Make an exact copy of all the data, pictures excluded.

### Given entries
•••••
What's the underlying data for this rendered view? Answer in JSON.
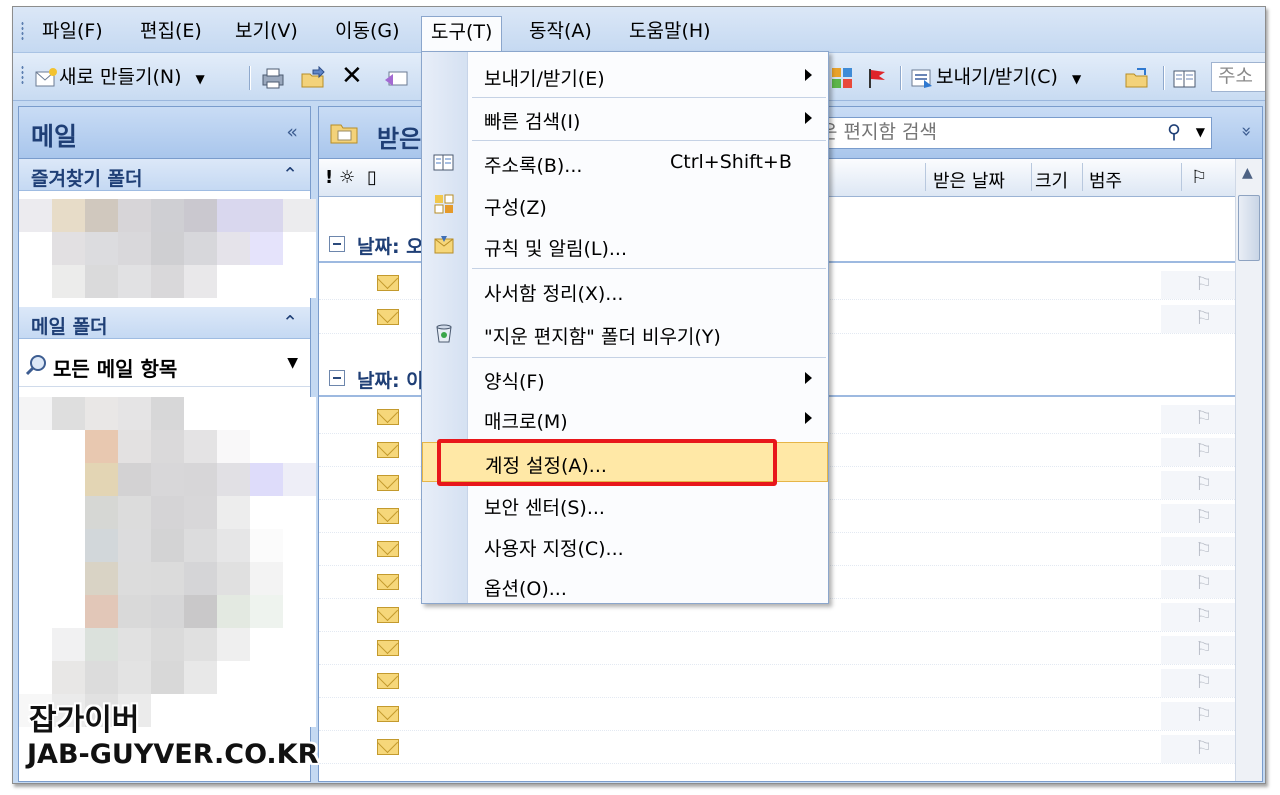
{
  "menubar": {
    "items": [
      "파일(F)",
      "편집(E)",
      "보기(V)",
      "이동(G)",
      "도구(T)",
      "동작(A)",
      "도움말(H)"
    ]
  },
  "toolbar": {
    "new_label": "새로 만들기(N)",
    "send_receive_label": "보내기/받기(C)",
    "address_partial": "주소"
  },
  "nav": {
    "title": "메일",
    "favorites_header": "즐겨찾기 폴더",
    "mail_folders_header": "메일 폴더",
    "all_mail_items": "모든 메일 항목"
  },
  "main": {
    "title_partial": "받은",
    "search_placeholder": "은 편지함 검색",
    "columns": {
      "received": "받은 날짜",
      "size": "크기",
      "category": "범주"
    },
    "groups": [
      "날짜: 오",
      "날짜: 이"
    ]
  },
  "tools_menu": {
    "items": [
      {
        "label": "보내기/받기(E)",
        "submenu": true
      },
      {
        "label": "빠른 검색(I)",
        "submenu": true
      },
      {
        "label": "주소록(B)...",
        "shortcut": "Ctrl+Shift+B",
        "icon": "address-book-icon"
      },
      {
        "label": "구성(Z)",
        "icon": "organize-icon"
      },
      {
        "label": "규칙 및 알림(L)...",
        "icon": "rules-icon"
      },
      {
        "label": "사서함 정리(X)..."
      },
      {
        "label": "\"지운 편지함\" 폴더 비우기(Y)",
        "icon": "recycle-bin-icon"
      },
      {
        "label": "양식(F)",
        "submenu": true
      },
      {
        "label": "매크로(M)",
        "submenu": true
      },
      {
        "label": "계정 설정(A)...",
        "highlighted": true
      },
      {
        "label": "보안 센터(S)..."
      },
      {
        "label": "사용자 지정(C)..."
      },
      {
        "label": "옵션(O)..."
      }
    ]
  },
  "watermark": {
    "line1": "잡가이버",
    "line2": "JAB-GUYVER.CO.KR"
  },
  "colors": {
    "highlight_box": "#e8171b",
    "menu_highlight": "#ffe8a6",
    "header_blue": "#a9c6ec"
  }
}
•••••
### Worked solution
What's the underlying data for this rendered view? Answer in JSON.
{
  "menubar": {
    "items": [
      "파일(F)",
      "편집(E)",
      "보기(V)",
      "이동(G)",
      "도구(T)",
      "동작(A)",
      "도움말(H)"
    ]
  },
  "toolbar": {
    "new_label": "새로 만들기(N)",
    "send_receive_label": "보내기/받기(C)",
    "address_partial": "주소"
  },
  "nav": {
    "title": "메일",
    "favorites_header": "즐겨찾기 폴더",
    "mail_folders_header": "메일 폴더",
    "all_mail_items": "모든 메일 항목"
  },
  "main": {
    "title_partial": "받은",
    "search_placeholder": "은 편지함 검색",
    "columns": {
      "received": "받은 날짜",
      "size": "크기",
      "category": "범주"
    },
    "groups": [
      "날짜: 오",
      "날짜: 이"
    ]
  },
  "tools_menu": {
    "items": [
      {
        "label": "보내기/받기(E)",
        "submenu": true
      },
      {
        "label": "빠른 검색(I)",
        "submenu": true
      },
      {
        "label": "주소록(B)...",
        "shortcut": "Ctrl+Shift+B",
        "icon": "address-book-icon"
      },
      {
        "label": "구성(Z)",
        "icon": "organize-icon"
      },
      {
        "label": "규칙 및 알림(L)...",
        "icon": "rules-icon"
      },
      {
        "label": "사서함 정리(X)..."
      },
      {
        "label": "\"지운 편지함\" 폴더 비우기(Y)",
        "icon": "recycle-bin-icon"
      },
      {
        "label": "양식(F)",
        "submenu": true
      },
      {
        "label": "매크로(M)",
        "submenu": true
      },
      {
        "label": "계정 설정(A)...",
        "highlighted": true
      },
      {
        "label": "보안 센터(S)..."
      },
      {
        "label": "사용자 지정(C)..."
      },
      {
        "label": "옵션(O)..."
      }
    ]
  },
  "watermark": {
    "line1": "잡가이버",
    "line2": "JAB-GUYVER.CO.KR"
  },
  "colors": {
    "highlight_box": "#e8171b",
    "menu_highlight": "#ffe8a6",
    "header_blue": "#a9c6ec"
  }
}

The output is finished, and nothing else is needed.